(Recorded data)
■ ■ ■ ■

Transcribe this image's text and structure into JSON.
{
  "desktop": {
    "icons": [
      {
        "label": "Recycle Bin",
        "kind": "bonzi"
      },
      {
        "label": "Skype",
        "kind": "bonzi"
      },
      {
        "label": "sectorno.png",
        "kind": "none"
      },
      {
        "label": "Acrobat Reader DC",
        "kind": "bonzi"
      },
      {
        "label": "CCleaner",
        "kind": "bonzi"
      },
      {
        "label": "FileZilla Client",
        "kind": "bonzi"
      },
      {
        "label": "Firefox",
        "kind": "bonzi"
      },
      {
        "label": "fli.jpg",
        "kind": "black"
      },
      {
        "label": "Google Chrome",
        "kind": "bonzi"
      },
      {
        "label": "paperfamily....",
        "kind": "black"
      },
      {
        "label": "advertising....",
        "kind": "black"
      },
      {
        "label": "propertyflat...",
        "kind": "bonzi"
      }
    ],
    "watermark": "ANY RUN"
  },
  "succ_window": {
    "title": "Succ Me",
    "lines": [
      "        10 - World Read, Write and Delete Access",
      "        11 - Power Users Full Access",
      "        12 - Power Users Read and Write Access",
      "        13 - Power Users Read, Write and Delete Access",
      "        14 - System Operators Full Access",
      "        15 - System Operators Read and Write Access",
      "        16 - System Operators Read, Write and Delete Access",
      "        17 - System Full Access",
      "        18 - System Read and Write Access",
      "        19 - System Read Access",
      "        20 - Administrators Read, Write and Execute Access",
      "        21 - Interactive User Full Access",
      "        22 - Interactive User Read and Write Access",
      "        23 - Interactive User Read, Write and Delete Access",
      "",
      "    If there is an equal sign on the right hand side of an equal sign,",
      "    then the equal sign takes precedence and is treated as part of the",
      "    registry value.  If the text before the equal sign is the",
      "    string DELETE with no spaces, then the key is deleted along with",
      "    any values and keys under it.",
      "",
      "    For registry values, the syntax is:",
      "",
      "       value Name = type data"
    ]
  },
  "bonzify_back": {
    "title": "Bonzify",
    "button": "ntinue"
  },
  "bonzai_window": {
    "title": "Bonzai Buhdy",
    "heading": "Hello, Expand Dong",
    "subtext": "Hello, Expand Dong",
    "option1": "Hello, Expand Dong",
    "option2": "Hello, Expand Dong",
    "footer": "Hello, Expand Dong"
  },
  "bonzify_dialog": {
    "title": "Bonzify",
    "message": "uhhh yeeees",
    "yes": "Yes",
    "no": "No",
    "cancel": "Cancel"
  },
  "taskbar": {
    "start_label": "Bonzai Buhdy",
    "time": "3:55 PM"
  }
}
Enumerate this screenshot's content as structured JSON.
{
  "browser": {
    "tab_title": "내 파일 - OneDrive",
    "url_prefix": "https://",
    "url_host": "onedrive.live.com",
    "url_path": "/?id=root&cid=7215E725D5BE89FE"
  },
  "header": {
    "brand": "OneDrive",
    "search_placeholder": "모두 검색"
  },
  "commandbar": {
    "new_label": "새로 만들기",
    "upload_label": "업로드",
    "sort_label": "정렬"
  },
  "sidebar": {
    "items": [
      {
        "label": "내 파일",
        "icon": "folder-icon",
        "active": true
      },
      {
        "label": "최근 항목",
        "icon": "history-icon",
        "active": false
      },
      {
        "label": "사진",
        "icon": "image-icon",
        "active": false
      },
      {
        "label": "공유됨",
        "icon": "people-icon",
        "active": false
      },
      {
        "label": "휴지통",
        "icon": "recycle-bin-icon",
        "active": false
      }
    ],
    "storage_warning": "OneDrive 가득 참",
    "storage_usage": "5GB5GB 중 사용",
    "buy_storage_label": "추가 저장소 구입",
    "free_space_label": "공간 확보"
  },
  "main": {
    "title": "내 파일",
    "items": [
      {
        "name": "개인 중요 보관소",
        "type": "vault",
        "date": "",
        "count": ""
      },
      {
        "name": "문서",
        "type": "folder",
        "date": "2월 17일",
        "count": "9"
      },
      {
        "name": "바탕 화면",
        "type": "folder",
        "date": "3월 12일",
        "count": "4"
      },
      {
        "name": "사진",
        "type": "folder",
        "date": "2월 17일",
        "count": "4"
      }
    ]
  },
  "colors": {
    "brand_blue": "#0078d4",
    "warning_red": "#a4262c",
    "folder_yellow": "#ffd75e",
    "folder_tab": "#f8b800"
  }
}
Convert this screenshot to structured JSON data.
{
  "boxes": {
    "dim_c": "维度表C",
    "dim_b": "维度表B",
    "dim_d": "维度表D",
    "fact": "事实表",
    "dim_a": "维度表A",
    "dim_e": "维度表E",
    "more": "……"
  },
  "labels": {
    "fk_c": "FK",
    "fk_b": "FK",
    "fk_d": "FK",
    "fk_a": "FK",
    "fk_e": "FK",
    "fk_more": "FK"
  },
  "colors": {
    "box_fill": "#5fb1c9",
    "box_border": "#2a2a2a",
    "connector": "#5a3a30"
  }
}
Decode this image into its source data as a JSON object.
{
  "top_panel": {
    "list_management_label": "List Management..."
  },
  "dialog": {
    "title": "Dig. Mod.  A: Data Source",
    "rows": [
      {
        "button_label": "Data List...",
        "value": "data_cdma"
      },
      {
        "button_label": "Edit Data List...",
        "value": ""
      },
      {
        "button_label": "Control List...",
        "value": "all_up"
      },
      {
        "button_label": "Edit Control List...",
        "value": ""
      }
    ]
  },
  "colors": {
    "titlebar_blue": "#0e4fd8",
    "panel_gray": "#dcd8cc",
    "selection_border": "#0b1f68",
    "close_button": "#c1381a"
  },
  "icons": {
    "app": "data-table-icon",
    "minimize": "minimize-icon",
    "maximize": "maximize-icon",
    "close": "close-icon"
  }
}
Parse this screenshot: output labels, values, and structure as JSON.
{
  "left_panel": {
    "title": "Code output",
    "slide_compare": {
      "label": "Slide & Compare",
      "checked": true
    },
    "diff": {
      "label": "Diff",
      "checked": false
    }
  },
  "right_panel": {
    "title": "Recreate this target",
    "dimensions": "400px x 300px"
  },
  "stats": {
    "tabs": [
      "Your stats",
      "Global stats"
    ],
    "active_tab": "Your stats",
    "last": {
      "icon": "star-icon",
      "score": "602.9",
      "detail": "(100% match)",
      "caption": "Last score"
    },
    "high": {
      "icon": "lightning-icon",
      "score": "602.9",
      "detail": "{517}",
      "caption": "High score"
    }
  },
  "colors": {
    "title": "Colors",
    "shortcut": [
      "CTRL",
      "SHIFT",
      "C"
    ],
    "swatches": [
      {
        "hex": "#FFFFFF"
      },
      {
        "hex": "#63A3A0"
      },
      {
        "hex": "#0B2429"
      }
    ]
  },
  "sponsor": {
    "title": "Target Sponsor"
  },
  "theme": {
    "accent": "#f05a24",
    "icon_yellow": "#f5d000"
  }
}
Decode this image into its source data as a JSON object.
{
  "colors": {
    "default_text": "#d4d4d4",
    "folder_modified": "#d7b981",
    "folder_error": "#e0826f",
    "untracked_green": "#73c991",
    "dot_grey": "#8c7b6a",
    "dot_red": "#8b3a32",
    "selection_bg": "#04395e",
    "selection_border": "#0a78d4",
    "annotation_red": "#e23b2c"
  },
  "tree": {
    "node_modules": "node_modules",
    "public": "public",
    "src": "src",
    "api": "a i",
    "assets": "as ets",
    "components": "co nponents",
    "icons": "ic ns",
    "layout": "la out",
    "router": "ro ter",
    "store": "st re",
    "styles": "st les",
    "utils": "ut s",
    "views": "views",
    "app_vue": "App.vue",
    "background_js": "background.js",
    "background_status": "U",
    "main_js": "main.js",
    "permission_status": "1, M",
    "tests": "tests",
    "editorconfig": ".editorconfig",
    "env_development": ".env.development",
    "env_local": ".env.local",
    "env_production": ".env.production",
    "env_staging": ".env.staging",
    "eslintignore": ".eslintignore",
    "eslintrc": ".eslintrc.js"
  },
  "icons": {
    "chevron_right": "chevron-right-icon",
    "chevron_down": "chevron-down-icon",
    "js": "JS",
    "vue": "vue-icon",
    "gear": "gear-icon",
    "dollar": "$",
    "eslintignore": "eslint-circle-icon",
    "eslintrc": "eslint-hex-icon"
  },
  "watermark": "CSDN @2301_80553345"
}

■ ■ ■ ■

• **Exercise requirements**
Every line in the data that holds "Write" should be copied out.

• **The completed task**
      "        10 - World Read, Write and Delete Access",
      "        12 - Power Users Read and Write Access",
      "        13 - Power Users Read, Write and Delete Access",
      "        15 - System Operators Read and Write Access",
      "        16 - System Operators Read, Write and Delete Access",
      "        18 - System Read and Write Access",
      "        20 - Administrators Read, Write and Execute Access",
      "        22 - Interactive User Read and Write Access",
      "        23 - Interactive User Read, Write and Delete Access",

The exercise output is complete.